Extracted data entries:
⁂

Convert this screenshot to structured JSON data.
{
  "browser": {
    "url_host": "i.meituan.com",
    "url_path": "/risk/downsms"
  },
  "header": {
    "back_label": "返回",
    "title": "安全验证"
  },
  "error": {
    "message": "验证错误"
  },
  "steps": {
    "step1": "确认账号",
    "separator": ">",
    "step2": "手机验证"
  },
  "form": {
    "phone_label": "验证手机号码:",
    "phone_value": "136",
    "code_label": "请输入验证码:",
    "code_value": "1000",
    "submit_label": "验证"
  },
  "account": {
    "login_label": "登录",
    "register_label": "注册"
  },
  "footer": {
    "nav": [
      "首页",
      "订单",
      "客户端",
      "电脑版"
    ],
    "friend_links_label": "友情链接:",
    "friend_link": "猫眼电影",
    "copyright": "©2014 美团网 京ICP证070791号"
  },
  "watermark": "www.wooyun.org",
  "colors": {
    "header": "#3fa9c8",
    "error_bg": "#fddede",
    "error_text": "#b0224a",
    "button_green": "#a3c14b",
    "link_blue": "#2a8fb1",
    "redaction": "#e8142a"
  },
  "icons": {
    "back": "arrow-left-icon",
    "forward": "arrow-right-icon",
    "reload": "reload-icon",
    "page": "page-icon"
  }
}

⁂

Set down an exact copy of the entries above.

Convert this screenshot to structured JSON data.
{
  "browser": {
    "url_host": "i.meituan.com",
    "url_path": "/risk/downsms"
  },
  "header": {
    "back_label": "返回",
    "title": "安全验证"
  },
  "error": {
    "message": "验证错误"
  },
  "steps": {
    "step1": "确认账号",
    "separator": ">",
    "step2": "手机验证"
  },
  "form": {
    "phone_label": "验证手机号码:",
    "phone_value": "136",
    "code_label": "请输入验证码:",
    "code_value": "1000",
    "submit_label": "验证"
  },
  "account": {
    "login_label": "登录",
    "register_label": "注册"
  },
  "footer": {
    "nav": [
      "首页",
      "订单",
      "客户端",
      "电脑版"
    ],
    "friend_links_label": "友情链接:",
    "friend_link": "猫眼电影",
    "copyright": "©2014 美团网 京ICP证070791号"
  },
  "watermark": "www.wooyun.org",
  "colors": {
    "header": "#3fa9c8",
    "error_bg": "#fddede",
    "error_text": "#b0224a",
    "button_green": "#a3c14b",
    "link_blue": "#2a8fb1",
    "redaction": "#e8142a"
  },
  "icons": {
    "back": "arrow-left-icon",
    "forward": "arrow-right-icon",
    "reload": "reload-icon",
    "page": "page-icon"
  }
}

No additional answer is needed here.